═════ Material provided ═════
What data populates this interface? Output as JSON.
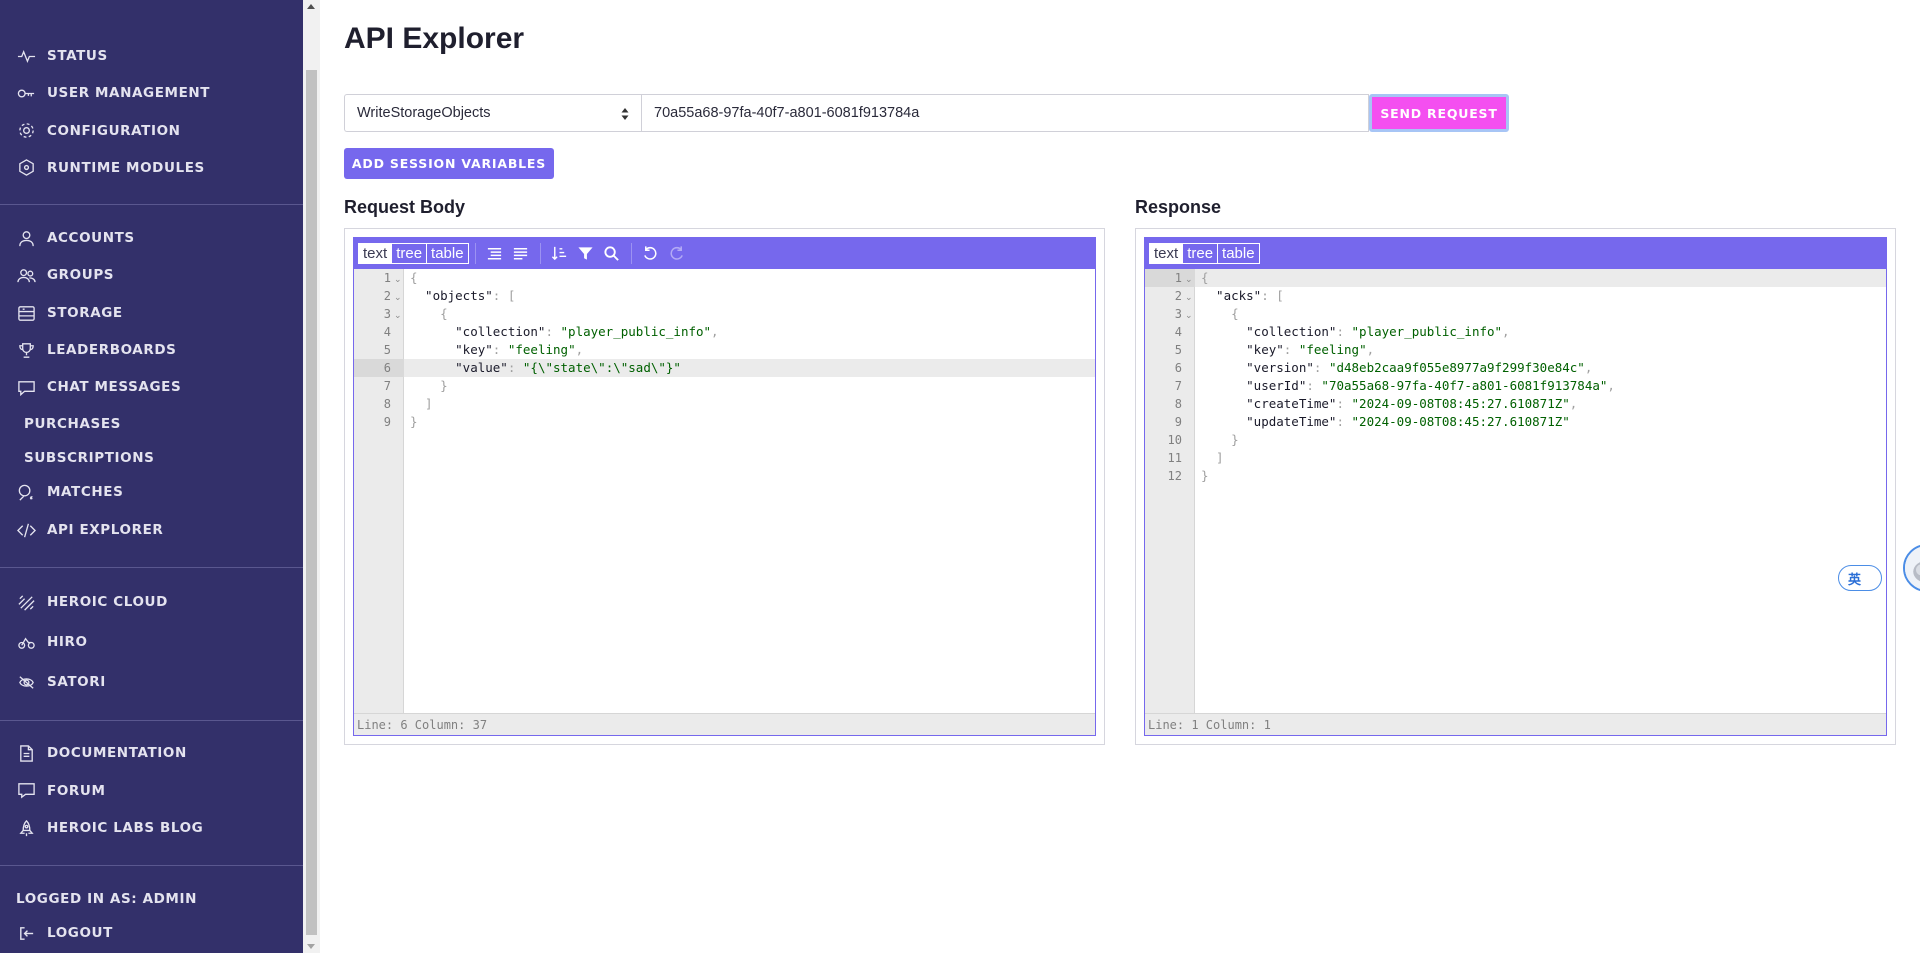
{
  "sidebar": {
    "group1": [
      {
        "label": "STATUS",
        "icon": "pulse-icon"
      },
      {
        "label": "USER MANAGEMENT",
        "icon": "key-icon"
      },
      {
        "label": "CONFIGURATION",
        "icon": "gear-icon"
      },
      {
        "label": "RUNTIME MODULES",
        "icon": "module-icon"
      }
    ],
    "group2": [
      {
        "label": "ACCOUNTS",
        "icon": "user-icon"
      },
      {
        "label": "GROUPS",
        "icon": "users-icon"
      },
      {
        "label": "STORAGE",
        "icon": "storage-icon"
      },
      {
        "label": "LEADERBOARDS",
        "icon": "trophy-icon"
      },
      {
        "label": "CHAT MESSAGES",
        "icon": "chat-icon"
      },
      {
        "label": "PURCHASES",
        "icon": ""
      },
      {
        "label": "SUBSCRIPTIONS",
        "icon": ""
      },
      {
        "label": "MATCHES",
        "icon": "matches-icon"
      },
      {
        "label": "API EXPLORER",
        "icon": "code-icon"
      }
    ],
    "group3": [
      {
        "label": "HEROIC CLOUD",
        "icon": "cloud-icon"
      },
      {
        "label": "HIRO",
        "icon": "hiro-icon"
      },
      {
        "label": "SATORI",
        "icon": "satori-icon"
      }
    ],
    "group4": [
      {
        "label": "DOCUMENTATION",
        "icon": "document-icon"
      },
      {
        "label": "FORUM",
        "icon": "forum-icon"
      },
      {
        "label": "HEROIC LABS BLOG",
        "icon": "rocket-icon"
      }
    ],
    "logged_in": "LOGGED IN AS: ADMIN",
    "logout": "LOGOUT"
  },
  "page": {
    "title": "API Explorer",
    "endpoint_select": "WriteStorageObjects",
    "user_id": "70a55a68-97fa-40f7-a801-6081f913784a",
    "send_label": "SEND REQUEST",
    "session_label": "ADD SESSION VARIABLES"
  },
  "request": {
    "title": "Request Body",
    "modes": [
      "text",
      "tree",
      "table"
    ],
    "active_mode": "text",
    "lines": [
      [
        [
          "p",
          "{"
        ]
      ],
      [
        [
          "k",
          "  \"objects\""
        ],
        [
          "p",
          ": ["
        ]
      ],
      [
        [
          "p",
          "    {"
        ]
      ],
      [
        [
          "k",
          "      \"collection\""
        ],
        [
          "p",
          ": "
        ],
        [
          "s",
          "\"player_public_info\""
        ],
        [
          "p",
          ","
        ]
      ],
      [
        [
          "k",
          "      \"key\""
        ],
        [
          "p",
          ": "
        ],
        [
          "s",
          "\"feeling\""
        ],
        [
          "p",
          ","
        ]
      ],
      [
        [
          "k",
          "      \"value\""
        ],
        [
          "p",
          ": "
        ],
        [
          "s",
          "\"{\\\"state\\\":\\\"sad\\\"}\""
        ]
      ],
      [
        [
          "p",
          "    }"
        ]
      ],
      [
        [
          "p",
          "  ]"
        ]
      ],
      [
        [
          "p",
          "}"
        ]
      ]
    ],
    "folds": [
      1,
      2,
      3
    ],
    "highlight_line": 6,
    "status": "Line: 6  Column: 37"
  },
  "response": {
    "title": "Response",
    "modes": [
      "text",
      "tree",
      "table"
    ],
    "active_mode": "text",
    "lines": [
      [
        [
          "p",
          "{"
        ]
      ],
      [
        [
          "k",
          "  \"acks\""
        ],
        [
          "p",
          ": ["
        ]
      ],
      [
        [
          "p",
          "    {"
        ]
      ],
      [
        [
          "k",
          "      \"collection\""
        ],
        [
          "p",
          ": "
        ],
        [
          "s",
          "\"player_public_info\""
        ],
        [
          "p",
          ","
        ]
      ],
      [
        [
          "k",
          "      \"key\""
        ],
        [
          "p",
          ": "
        ],
        [
          "s",
          "\"feeling\""
        ],
        [
          "p",
          ","
        ]
      ],
      [
        [
          "k",
          "      \"version\""
        ],
        [
          "p",
          ": "
        ],
        [
          "s",
          "\"d48eb2caa9f055e8977a9f299f30e84c\""
        ],
        [
          "p",
          ","
        ]
      ],
      [
        [
          "k",
          "      \"userId\""
        ],
        [
          "p",
          ": "
        ],
        [
          "s",
          "\"70a55a68-97fa-40f7-a801-6081f913784a\""
        ],
        [
          "p",
          ","
        ]
      ],
      [
        [
          "k",
          "      \"createTime\""
        ],
        [
          "p",
          ": "
        ],
        [
          "s",
          "\"2024-09-08T08:45:27.610871Z\""
        ],
        [
          "p",
          ","
        ]
      ],
      [
        [
          "k",
          "      \"updateTime\""
        ],
        [
          "p",
          ": "
        ],
        [
          "s",
          "\"2024-09-08T08:45:27.610871Z\""
        ]
      ],
      [
        [
          "p",
          "    }"
        ]
      ],
      [
        [
          "p",
          "  ]"
        ]
      ],
      [
        [
          "p",
          "}"
        ]
      ]
    ],
    "folds": [
      1,
      2,
      3
    ],
    "highlight_line": 1,
    "status": "Line: 1  Column: 1"
  },
  "widget": {
    "label": "英"
  },
  "colors": {
    "sidebar_bg": "#33306a",
    "accent": "#7668ed",
    "send_button": "#f44ff0",
    "string": "#006000"
  }
}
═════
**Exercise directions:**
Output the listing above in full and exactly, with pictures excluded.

**Answer to the exercise:**
What data populates this interface? Output as JSON.
{
  "sidebar": {
    "group1": [
      {
        "label": "STATUS",
        "icon": "pulse-icon"
      },
      {
        "label": "USER MANAGEMENT",
        "icon": "key-icon"
      },
      {
        "label": "CONFIGURATION",
        "icon": "gear-icon"
      },
      {
        "label": "RUNTIME MODULES",
        "icon": "module-icon"
      }
    ],
    "group2": [
      {
        "label": "ACCOUNTS",
        "icon": "user-icon"
      },
      {
        "label": "GROUPS",
        "icon": "users-icon"
      },
      {
        "label": "STORAGE",
        "icon": "storage-icon"
      },
      {
        "label": "LEADERBOARDS",
        "icon": "trophy-icon"
      },
      {
        "label": "CHAT MESSAGES",
        "icon": "chat-icon"
      },
      {
        "label": "PURCHASES",
        "icon": ""
      },
      {
        "label": "SUBSCRIPTIONS",
        "icon": ""
      },
      {
        "label": "MATCHES",
        "icon": "matches-icon"
      },
      {
        "label": "API EXPLORER",
        "icon": "code-icon"
      }
    ],
    "group3": [
      {
        "label": "HEROIC CLOUD",
        "icon": "cloud-icon"
      },
      {
        "label": "HIRO",
        "icon": "hiro-icon"
      },
      {
        "label": "SATORI",
        "icon": "satori-icon"
      }
    ],
    "group4": [
      {
        "label": "DOCUMENTATION",
        "icon": "document-icon"
      },
      {
        "label": "FORUM",
        "icon": "forum-icon"
      },
      {
        "label": "HEROIC LABS BLOG",
        "icon": "rocket-icon"
      }
    ],
    "logged_in": "LOGGED IN AS: ADMIN",
    "logout": "LOGOUT"
  },
  "page": {
    "title": "API Explorer",
    "endpoint_select": "WriteStorageObjects",
    "user_id": "70a55a68-97fa-40f7-a801-6081f913784a",
    "send_label": "SEND REQUEST",
    "session_label": "ADD SESSION VARIABLES"
  },
  "request": {
    "title": "Request Body",
    "modes": [
      "text",
      "tree",
      "table"
    ],
    "active_mode": "text",
    "lines": [
      [
        [
          "p",
          "{"
        ]
      ],
      [
        [
          "k",
          "  \"objects\""
        ],
        [
          "p",
          ": ["
        ]
      ],
      [
        [
          "p",
          "    {"
        ]
      ],
      [
        [
          "k",
          "      \"collection\""
        ],
        [
          "p",
          ": "
        ],
        [
          "s",
          "\"player_public_info\""
        ],
        [
          "p",
          ","
        ]
      ],
      [
        [
          "k",
          "      \"key\""
        ],
        [
          "p",
          ": "
        ],
        [
          "s",
          "\"feeling\""
        ],
        [
          "p",
          ","
        ]
      ],
      [
        [
          "k",
          "      \"value\""
        ],
        [
          "p",
          ": "
        ],
        [
          "s",
          "\"{\\\"state\\\":\\\"sad\\\"}\""
        ]
      ],
      [
        [
          "p",
          "    }"
        ]
      ],
      [
        [
          "p",
          "  ]"
        ]
      ],
      [
        [
          "p",
          "}"
        ]
      ]
    ],
    "folds": [
      1,
      2,
      3
    ],
    "highlight_line": 6,
    "status": "Line: 6  Column: 37"
  },
  "response": {
    "title": "Response",
    "modes": [
      "text",
      "tree",
      "table"
    ],
    "active_mode": "text",
    "lines": [
      [
        [
          "p",
          "{"
        ]
      ],
      [
        [
          "k",
          "  \"acks\""
        ],
        [
          "p",
          ": ["
        ]
      ],
      [
        [
          "p",
          "    {"
        ]
      ],
      [
        [
          "k",
          "      \"collection\""
        ],
        [
          "p",
          ": "
        ],
        [
          "s",
          "\"player_public_info\""
        ],
        [
          "p",
          ","
        ]
      ],
      [
        [
          "k",
          "      \"key\""
        ],
        [
          "p",
          ": "
        ],
        [
          "s",
          "\"feeling\""
        ],
        [
          "p",
          ","
        ]
      ],
      [
        [
          "k",
          "      \"version\""
        ],
        [
          "p",
          ": "
        ],
        [
          "s",
          "\"d48eb2caa9f055e8977a9f299f30e84c\""
        ],
        [
          "p",
          ","
        ]
      ],
      [
        [
          "k",
          "      \"userId\""
        ],
        [
          "p",
          ": "
        ],
        [
          "s",
          "\"70a55a68-97fa-40f7-a801-6081f913784a\""
        ],
        [
          "p",
          ","
        ]
      ],
      [
        [
          "k",
          "      \"createTime\""
        ],
        [
          "p",
          ": "
        ],
        [
          "s",
          "\"2024-09-08T08:45:27.610871Z\""
        ],
        [
          "p",
          ","
        ]
      ],
      [
        [
          "k",
          "      \"updateTime\""
        ],
        [
          "p",
          ": "
        ],
        [
          "s",
          "\"2024-09-08T08:45:27.610871Z\""
        ]
      ],
      [
        [
          "p",
          "    }"
        ]
      ],
      [
        [
          "p",
          "  ]"
        ]
      ],
      [
        [
          "p",
          "}"
        ]
      ]
    ],
    "folds": [
      1,
      2,
      3
    ],
    "highlight_line": 1,
    "status": "Line: 1  Column: 1"
  },
  "widget": {
    "label": "英"
  },
  "colors": {
    "sidebar_bg": "#33306a",
    "accent": "#7668ed",
    "send_button": "#f44ff0",
    "string": "#006000"
  }
}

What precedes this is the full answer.